provides information, support and referral service for lesbians, gay, bisexual and trans people – and anyone considering issues around their sexuality and/or gender identity. Switchboard LGBT listens to LGBT+ people, providing a lifeline and calm words to those who need them. You can get in touch on the phone, by email or through Instant Messaging. The helpline number is 0300 330 0630.Colours Youth Network
uplifts, empowers and supports young people of colour who are lesbian, gay, bisexual, trans, queer, intersex (QTIPOC) aged 16-25, and encourages them to explore and celebrate who they are through meaningful connections to other young people and a team of experienced QTIPOC youth workers.Mermaids
provide a helpline and web chat service aimed at supporting transgender and gender-diverse young people up to and including the age of 19, their families, and professionals working with them. You can speak to a trained member of the Mermaids team on 0808 801 0400, Monday - Friday; 9am - 9pm. Consortium
is a membership organisation that works to support LGBTQ+ organisations and projects around the country. Use the site's Member's Directory
to find local mental health services.Mind Out
is a mental health service run by and for lesbians, gay, bisexual, trans and queer people that works to improve the mental health and wellbeing of all LGBTQ+ communities, and to make mental health a community concern.LGBT Foundation
provides a wide range of support services to lesbian, gay, bi, trans, and + people. Their helpline is open on 0345 3 30 30 30, 9am-9pm weekdays.Gendered Intelligence
are a trans-led charity that works to increase understandings of gender diversity and improve the lives of trans and non-binary people.Imaan
is a charity that supports lesbian, gay, bisexual, trans, queer or questioning (LGBTQ) Muslims, providing an online forum where people can share experiences and ask for help.The Proud Trust
is a life saving and life enhancing organisation.

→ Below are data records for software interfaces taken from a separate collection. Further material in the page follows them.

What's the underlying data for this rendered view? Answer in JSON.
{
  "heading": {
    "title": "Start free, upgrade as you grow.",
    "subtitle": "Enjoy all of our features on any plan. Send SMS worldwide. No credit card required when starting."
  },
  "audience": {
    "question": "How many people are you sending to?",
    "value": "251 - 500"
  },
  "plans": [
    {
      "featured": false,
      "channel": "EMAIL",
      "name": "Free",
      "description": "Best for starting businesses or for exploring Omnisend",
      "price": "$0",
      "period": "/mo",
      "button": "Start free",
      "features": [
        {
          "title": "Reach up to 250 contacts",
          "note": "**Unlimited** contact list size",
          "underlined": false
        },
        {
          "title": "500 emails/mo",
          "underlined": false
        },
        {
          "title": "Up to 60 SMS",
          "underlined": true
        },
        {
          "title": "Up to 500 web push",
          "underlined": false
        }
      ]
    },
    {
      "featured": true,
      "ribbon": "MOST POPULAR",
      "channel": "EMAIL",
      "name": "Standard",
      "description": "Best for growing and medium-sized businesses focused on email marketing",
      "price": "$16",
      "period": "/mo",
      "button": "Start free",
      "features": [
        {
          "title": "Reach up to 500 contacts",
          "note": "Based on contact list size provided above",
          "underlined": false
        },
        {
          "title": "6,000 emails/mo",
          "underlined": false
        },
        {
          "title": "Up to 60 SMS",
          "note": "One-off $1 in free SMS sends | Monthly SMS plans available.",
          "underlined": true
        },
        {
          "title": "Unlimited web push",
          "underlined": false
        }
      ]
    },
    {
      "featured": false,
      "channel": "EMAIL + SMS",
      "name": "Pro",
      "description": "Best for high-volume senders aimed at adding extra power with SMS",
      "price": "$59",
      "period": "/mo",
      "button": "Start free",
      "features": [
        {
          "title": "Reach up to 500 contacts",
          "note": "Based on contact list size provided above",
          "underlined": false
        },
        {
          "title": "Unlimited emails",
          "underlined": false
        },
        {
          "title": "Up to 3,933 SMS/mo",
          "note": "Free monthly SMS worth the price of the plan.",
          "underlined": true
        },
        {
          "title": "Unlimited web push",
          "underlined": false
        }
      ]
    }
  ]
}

They help LGBTQ+ young people to make a positive change for themselves, and their communities through empowerment. The Proud Trust offers a 'Proud Connections' instant messaging service, open 12pm – 6pm on Tuesdays and Thursdays.Mindline Trans +
is an emotional and mental health support helpline for anyone identifying as transgender, non-binary or gender fluid. Their helpline is open Mondays, Wednesday and Fridays from 8pm - midnight on: 0300 330 5468. Micro Rainbow
runs safe houses dedicated solely to LGBTI asylum seekers and refugees. There are several ways to get in touch with Micro Rainbow, and its services such as its helpline is open for those in need of assistance.akt
supports LGBTQ+ young people aged 16-25 in the UK who are experiencing homelessness or living in a hostile or abusive environment. If you are a young person, you can refer yourself to akt's services via their website. The Beaumont Society
is a national self help body run by and for the transgender community. They work to support trans and non-binary people with their partners and families, as well as advising and training on transgender issues. Regard
is a national organisation of lesbians, gay, bisexuals, transgender and queer people who self-identify as disabled. It has created guides for disabled and older people which feature really helpful advice for food shopping and how to cope with isolation.Mind LGBTQ
provides information about mental health support for people who are lesbian, gay, bisexual, trans, intersex, non-binary, queer or questioning.George House Trust
provides services to people living with, and affected by, HIV. If you are in need of support, advice or information and would like to speak to someone, George House Trust run a Telephone Buddy Service. The buddy service is a 1 to 1 service for in-person and telephone appointments, and more.R U Coming Out
provides information and resources for people coming out and those who want to learn more about sexuality. There is no right or wrong way to come out, but reading about other people’s experiences can help. Check out their resources, tips & advice on coming out
Society aspires to provide a safe space for queer, trans and Intersex people of colour (QTIPOC) and represent all minorities within the community.